[Records contained in a dataset]

•••

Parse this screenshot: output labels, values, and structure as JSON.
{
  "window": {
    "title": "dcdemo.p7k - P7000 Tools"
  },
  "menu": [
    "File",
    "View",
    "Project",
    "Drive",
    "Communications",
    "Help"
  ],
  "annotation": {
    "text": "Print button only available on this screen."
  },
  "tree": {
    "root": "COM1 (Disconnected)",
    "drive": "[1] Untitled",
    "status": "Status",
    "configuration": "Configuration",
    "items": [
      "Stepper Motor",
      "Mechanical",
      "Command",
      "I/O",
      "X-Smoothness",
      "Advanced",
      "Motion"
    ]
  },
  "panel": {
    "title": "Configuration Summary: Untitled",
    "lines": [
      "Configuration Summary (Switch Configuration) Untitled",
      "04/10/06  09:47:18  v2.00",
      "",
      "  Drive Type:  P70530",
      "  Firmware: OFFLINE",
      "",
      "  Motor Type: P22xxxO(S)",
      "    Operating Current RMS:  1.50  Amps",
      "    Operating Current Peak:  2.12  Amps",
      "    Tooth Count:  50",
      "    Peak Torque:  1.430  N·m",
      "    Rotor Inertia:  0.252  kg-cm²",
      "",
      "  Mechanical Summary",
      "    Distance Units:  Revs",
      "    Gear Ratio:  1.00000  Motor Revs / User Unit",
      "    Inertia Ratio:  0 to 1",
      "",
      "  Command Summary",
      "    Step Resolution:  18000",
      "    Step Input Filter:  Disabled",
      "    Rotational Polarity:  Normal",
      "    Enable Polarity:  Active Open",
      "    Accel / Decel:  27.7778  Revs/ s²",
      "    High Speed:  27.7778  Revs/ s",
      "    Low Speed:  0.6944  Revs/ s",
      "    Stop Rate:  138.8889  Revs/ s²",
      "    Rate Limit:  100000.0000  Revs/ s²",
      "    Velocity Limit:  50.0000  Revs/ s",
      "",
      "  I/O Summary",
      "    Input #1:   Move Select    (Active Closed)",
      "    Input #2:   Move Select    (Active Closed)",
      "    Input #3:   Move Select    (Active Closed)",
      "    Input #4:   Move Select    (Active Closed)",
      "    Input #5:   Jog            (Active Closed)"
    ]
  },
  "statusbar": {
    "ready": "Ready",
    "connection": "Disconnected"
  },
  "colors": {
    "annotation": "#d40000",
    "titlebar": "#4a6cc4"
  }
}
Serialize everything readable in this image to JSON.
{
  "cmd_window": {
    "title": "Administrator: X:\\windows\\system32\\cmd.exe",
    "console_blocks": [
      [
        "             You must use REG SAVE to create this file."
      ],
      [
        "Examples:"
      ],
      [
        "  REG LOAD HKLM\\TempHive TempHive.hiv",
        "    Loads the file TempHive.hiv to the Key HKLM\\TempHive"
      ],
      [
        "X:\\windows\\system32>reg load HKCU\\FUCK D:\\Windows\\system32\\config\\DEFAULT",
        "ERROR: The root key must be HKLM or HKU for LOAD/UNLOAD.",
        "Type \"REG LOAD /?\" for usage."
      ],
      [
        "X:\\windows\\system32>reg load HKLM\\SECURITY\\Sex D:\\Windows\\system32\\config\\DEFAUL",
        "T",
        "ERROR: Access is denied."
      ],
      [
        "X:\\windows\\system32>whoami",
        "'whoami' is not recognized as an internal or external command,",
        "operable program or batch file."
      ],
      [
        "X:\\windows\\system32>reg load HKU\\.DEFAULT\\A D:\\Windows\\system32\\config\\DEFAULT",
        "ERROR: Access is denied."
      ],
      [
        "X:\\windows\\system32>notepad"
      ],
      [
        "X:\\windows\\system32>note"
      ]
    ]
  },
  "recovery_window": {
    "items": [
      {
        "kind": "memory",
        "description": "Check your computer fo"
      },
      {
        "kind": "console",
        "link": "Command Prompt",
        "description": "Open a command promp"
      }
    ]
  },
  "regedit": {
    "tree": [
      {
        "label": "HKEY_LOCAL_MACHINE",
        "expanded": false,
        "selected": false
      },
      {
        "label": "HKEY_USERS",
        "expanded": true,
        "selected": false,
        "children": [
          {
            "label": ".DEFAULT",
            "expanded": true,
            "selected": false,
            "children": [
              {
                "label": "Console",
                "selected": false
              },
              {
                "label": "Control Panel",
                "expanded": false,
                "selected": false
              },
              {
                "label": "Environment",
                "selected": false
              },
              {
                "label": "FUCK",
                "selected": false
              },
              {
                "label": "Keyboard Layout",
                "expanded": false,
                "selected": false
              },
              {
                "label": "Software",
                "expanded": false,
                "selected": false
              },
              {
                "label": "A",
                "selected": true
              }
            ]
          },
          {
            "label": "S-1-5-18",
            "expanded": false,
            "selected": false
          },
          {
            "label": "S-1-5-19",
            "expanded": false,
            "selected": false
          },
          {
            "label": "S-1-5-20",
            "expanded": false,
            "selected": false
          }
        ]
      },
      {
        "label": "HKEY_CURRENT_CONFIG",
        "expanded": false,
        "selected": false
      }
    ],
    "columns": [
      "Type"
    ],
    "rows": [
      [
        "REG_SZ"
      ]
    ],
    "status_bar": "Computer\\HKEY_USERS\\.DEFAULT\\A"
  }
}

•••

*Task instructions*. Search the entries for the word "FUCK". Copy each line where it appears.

*Solution below*.
        "X:\\windows\\system32>reg load HKCU\\FUCK D:\\Windows\\system32\\config\\DEFAULT",
                "label": "FUCK",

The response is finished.